■ WORK TO BE COMPLETED
Each line of the listing below containing the word "label" should be returned.

::::::::::

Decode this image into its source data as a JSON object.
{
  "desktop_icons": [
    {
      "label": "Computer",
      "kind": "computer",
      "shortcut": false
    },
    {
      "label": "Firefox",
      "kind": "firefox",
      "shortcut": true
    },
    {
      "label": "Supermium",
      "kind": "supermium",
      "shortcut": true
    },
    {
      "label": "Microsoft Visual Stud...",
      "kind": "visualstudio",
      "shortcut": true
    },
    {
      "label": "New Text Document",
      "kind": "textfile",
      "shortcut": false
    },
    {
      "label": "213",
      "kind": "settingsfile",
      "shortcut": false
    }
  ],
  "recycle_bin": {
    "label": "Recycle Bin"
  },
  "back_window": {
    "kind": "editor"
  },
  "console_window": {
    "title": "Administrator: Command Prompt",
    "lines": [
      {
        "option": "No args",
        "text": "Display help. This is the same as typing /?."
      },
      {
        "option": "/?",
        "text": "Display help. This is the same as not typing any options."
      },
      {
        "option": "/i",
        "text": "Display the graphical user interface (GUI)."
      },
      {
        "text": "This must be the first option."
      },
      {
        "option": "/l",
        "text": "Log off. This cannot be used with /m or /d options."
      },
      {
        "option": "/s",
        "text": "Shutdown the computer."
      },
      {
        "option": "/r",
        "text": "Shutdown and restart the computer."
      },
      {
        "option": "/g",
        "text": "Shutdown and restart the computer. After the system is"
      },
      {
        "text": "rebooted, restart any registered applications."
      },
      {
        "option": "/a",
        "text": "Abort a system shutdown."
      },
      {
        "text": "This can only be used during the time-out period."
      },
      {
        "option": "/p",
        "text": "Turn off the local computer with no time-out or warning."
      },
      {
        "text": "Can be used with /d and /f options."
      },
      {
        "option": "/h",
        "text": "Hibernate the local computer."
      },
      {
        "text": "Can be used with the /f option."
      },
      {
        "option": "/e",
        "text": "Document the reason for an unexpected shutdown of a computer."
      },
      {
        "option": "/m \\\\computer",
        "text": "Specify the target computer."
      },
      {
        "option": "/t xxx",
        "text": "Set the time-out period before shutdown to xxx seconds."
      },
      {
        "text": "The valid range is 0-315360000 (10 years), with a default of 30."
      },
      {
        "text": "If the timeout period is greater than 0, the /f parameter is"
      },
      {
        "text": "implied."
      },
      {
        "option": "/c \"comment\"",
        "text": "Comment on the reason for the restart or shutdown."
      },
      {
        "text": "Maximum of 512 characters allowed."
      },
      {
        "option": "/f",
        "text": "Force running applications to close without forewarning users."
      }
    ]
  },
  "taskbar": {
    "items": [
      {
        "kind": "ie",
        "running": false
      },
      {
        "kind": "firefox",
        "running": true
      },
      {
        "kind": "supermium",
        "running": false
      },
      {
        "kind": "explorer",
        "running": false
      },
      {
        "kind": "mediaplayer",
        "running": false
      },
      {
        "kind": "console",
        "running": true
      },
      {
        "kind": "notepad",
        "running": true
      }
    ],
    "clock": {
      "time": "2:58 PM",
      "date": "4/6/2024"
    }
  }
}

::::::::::

■ OUTPUT FOR THIS TASK
      "label": "Computer",
      "label": "Firefox",
      "label": "Supermium",
      "label": "Microsoft Visual Stud...",
      "label": "New Text Document",
      "label": "213",
    "label": "Recycle Bin"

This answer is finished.